It’s International Women’s Day, the day to celebrate the achievements of women, but also to highlight the challenges we still face. The soft arts and domestic crafts have often been seen as something to rebel against. That they represent the oppression of women. Well, for a time that was true, but we now understand so much more the sources of inequality for women!
I recently watched the movie “Suffragette” on a plane, and I must say by the end I wanted to punch every man on that plane! Now I know you might be a bit shocked by that, a gentle lady like me…and it wasn’t these particular men on the plane that had been oppressing women in the early 1900s. But I felt angry that history had given such privilege to men and had been so cruel and oppressive of women. And to be honest because it reminded me that I still live and work in world that is dominated by men. I travel a lot for work and I have to tell you when you sit on a plane you are swamped by men in suits that fill more than their share of space…legs spread and knees into my personal space, elbows, newspapers, luggage creating a sense of privilege and ownership. I had a man on a plane last night grumpy with me because my tiny suitcase was squashing his enormous and important suit bag. It can be pretty darn suffocating at times.
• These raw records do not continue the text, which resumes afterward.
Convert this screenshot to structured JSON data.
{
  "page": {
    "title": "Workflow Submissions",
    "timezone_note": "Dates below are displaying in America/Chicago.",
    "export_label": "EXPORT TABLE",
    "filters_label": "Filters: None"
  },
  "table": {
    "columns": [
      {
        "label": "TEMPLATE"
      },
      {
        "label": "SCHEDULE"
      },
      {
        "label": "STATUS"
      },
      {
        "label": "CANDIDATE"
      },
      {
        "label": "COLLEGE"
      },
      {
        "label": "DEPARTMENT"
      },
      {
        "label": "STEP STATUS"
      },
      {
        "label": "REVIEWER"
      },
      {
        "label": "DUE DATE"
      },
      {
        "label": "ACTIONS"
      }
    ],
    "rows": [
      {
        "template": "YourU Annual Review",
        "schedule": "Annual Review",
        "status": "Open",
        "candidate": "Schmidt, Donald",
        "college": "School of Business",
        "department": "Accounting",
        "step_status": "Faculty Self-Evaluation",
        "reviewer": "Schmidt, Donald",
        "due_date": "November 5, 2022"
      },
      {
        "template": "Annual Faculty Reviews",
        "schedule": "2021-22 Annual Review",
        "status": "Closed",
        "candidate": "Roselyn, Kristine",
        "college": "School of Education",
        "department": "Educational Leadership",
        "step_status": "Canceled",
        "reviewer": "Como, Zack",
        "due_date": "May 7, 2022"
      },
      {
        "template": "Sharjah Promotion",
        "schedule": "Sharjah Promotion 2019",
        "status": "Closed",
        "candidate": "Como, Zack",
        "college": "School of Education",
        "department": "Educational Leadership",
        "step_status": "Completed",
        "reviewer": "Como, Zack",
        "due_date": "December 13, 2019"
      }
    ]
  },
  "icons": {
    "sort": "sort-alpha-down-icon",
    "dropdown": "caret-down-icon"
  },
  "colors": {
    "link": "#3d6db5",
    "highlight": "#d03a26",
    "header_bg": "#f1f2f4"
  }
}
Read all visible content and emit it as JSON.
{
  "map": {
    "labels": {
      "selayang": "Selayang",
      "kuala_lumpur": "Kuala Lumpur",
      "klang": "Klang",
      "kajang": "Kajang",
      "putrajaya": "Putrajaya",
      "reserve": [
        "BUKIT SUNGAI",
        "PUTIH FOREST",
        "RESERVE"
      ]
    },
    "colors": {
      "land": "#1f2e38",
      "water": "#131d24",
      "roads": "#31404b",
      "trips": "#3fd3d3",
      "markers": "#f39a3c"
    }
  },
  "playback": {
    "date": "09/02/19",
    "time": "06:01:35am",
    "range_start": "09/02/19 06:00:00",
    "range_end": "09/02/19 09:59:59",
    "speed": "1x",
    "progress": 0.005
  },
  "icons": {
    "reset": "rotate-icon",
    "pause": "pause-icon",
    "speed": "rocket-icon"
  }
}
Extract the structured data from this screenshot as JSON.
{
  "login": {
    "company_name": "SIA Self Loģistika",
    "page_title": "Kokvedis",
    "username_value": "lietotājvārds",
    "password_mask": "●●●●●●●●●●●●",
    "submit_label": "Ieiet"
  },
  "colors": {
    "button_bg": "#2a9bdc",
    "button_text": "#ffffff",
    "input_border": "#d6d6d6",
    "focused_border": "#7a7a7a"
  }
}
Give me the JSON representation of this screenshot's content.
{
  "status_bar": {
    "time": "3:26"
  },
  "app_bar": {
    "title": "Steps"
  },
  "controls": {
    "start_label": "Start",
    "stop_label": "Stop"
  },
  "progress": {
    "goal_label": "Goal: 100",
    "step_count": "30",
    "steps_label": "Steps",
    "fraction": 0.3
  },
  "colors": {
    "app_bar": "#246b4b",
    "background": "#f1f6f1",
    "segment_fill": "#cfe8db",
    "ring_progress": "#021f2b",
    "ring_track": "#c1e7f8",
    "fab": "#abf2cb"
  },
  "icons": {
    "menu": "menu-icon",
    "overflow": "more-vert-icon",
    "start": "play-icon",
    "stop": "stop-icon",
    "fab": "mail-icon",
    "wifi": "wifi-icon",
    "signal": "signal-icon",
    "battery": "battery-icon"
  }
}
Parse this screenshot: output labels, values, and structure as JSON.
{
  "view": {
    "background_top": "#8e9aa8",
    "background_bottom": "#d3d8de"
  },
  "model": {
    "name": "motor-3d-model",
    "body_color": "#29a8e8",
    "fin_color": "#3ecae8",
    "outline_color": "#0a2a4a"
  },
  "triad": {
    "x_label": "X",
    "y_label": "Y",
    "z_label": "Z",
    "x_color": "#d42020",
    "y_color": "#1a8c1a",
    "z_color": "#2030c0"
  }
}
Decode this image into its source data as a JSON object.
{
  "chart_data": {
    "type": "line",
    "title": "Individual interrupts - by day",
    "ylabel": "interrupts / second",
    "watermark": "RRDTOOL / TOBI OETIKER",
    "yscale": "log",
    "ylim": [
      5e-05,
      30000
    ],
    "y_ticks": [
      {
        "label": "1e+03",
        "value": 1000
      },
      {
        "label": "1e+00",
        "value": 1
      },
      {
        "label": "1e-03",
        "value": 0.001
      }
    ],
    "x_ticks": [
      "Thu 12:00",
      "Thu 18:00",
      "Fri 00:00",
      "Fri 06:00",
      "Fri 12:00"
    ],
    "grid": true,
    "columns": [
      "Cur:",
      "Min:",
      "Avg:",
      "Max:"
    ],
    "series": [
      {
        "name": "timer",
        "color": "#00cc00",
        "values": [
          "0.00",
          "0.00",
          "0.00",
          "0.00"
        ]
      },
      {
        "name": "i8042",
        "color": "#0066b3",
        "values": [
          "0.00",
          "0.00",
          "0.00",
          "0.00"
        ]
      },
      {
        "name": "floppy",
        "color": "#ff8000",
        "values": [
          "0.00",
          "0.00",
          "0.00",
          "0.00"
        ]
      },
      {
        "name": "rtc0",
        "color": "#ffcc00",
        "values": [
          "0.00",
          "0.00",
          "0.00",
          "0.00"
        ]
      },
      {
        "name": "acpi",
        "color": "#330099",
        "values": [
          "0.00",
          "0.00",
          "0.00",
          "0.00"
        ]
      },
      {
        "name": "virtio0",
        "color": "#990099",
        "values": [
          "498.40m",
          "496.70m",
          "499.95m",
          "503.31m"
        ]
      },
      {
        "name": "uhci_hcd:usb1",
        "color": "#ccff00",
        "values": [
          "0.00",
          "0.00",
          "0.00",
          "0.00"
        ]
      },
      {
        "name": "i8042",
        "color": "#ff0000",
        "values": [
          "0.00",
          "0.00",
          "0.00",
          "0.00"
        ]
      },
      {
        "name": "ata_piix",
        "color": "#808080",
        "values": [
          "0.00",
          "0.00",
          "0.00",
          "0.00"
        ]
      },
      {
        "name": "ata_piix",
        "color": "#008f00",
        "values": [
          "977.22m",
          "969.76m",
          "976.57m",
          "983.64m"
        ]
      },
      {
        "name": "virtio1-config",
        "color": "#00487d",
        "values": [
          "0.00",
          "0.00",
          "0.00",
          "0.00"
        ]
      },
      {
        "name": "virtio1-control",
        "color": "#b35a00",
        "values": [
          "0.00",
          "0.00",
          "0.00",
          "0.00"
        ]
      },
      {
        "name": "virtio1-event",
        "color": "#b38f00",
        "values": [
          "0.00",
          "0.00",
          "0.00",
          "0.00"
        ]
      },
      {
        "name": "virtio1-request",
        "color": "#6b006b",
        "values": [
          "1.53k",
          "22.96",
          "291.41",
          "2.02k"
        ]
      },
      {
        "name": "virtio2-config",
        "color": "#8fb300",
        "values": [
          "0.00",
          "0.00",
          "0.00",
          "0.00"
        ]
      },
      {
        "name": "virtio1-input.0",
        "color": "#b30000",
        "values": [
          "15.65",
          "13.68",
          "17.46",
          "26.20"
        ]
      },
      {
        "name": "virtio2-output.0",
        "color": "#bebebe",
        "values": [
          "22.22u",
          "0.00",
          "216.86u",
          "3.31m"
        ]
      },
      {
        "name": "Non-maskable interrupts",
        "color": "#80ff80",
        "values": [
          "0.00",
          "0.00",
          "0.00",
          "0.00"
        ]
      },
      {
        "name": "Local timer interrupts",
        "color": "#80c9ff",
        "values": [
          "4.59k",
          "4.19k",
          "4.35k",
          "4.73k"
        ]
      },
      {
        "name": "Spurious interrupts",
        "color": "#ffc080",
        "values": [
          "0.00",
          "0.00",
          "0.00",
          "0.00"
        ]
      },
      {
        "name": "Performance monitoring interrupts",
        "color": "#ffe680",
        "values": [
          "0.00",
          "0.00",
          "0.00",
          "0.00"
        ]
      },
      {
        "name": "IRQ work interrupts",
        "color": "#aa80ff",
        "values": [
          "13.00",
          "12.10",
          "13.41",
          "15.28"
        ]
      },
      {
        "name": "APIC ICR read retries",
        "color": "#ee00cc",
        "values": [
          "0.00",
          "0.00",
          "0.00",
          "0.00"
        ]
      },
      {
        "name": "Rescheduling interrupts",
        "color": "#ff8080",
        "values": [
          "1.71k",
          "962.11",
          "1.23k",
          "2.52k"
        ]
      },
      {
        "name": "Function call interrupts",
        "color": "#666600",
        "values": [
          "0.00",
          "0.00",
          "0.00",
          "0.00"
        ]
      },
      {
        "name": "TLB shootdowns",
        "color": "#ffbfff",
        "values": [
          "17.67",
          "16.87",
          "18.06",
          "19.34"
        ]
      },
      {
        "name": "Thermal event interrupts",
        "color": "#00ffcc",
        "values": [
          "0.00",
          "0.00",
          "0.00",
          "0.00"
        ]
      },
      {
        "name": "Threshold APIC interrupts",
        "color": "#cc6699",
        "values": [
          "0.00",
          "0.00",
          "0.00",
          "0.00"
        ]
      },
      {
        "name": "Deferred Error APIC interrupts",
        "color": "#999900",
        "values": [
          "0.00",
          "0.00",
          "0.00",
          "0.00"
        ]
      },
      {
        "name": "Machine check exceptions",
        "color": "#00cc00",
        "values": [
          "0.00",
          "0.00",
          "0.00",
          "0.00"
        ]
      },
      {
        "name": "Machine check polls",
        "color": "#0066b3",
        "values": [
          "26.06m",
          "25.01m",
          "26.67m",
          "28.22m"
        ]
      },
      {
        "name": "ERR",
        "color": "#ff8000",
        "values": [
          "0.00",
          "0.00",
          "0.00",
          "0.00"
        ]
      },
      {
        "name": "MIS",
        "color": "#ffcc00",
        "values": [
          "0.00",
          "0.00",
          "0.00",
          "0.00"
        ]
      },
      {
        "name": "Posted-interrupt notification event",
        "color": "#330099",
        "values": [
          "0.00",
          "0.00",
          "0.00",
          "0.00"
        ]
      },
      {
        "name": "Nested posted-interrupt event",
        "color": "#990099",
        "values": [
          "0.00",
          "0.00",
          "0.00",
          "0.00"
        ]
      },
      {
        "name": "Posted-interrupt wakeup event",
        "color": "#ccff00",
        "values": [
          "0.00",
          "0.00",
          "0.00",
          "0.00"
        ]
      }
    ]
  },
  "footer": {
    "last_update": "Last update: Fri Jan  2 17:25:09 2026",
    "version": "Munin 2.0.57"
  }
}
When I was young and idealistic I was proud to be a woman foraying into a man’s world and showing them that I was just as good if not better at many things. I could knit, sew, cook, solve algebra, construct things from wood, renovate furniture, landscape and work in male dominated offices with pride. In my own naïve way I bought the message that equality was here and women could have it all. And have it all we did…all the kid wrangling, remembering doctor’s appointments, organising, working, costume making, present buying, birthing and breast feeding….being superwoman it turns out is bloody exhausting.
I’m afraid as I have become older, while I am still proud of my diverse skill set, I have also become more cynical and growingly frustrated to see on a daily basis that the glass ceiling still exists; that the statistics continue to show wage inequality, inequality in management jobs, in decision making jobs; that the gender balance in undergraduate classes is lost by the time it gets out in the workforce and management; that men (and dare I say old, white, middle class men) continue to make decisions for me and about me and my fellow women (and I know its not just women, its also our First Australians, our recent arrivals, our LGBT, our elderly, but as it is International Women’s Day so I am allowing myself this indulgence). That even though I continue to show my capabilities, assumptions are made about my abilities (and my weaknesses) and I must continue to prove myself. I was beginning to feel that i was just getting older and bitter until I sat at lunch with a table of women at work recently and they all started talking about their own experiences. That constant sense that you are being judged by a different set of criteria that you you must always prove your self, of constantly being the only woman on some committee or meeting, of being counselled to be careful not to be emotional (if only we spent more time telling men to be careful not to be aggressive, we might go someway to dealing with domestic violence I suspect). It was such a relief to learn it was not just me with this niggling annoyance and growing frustration. Here was a group pf intelligent and successful women feeling the same undercurrent.
Now many men will argue differently that it is perceived bias. And there are lots of really amazing and supportive men out there (my gorgeous husband is definitely one), but I’m afraid you need to walk a mile in my size ten heels to really understand how subtle but pervasive it is.
But, dear reader you might be starting to wonder, what does this have to do with arts and crafts? When will I speak of soft yarns and cute knits? Well I guess what I think is true about crafting and the resurgence of craft among many women (sorry men, I am actually just thinking of women here) is that women are taking back ownership of the crafts, but by our own choice. We are taking it and owning it and it no longer owns us. And that is progress!
Happy International Women’s Day!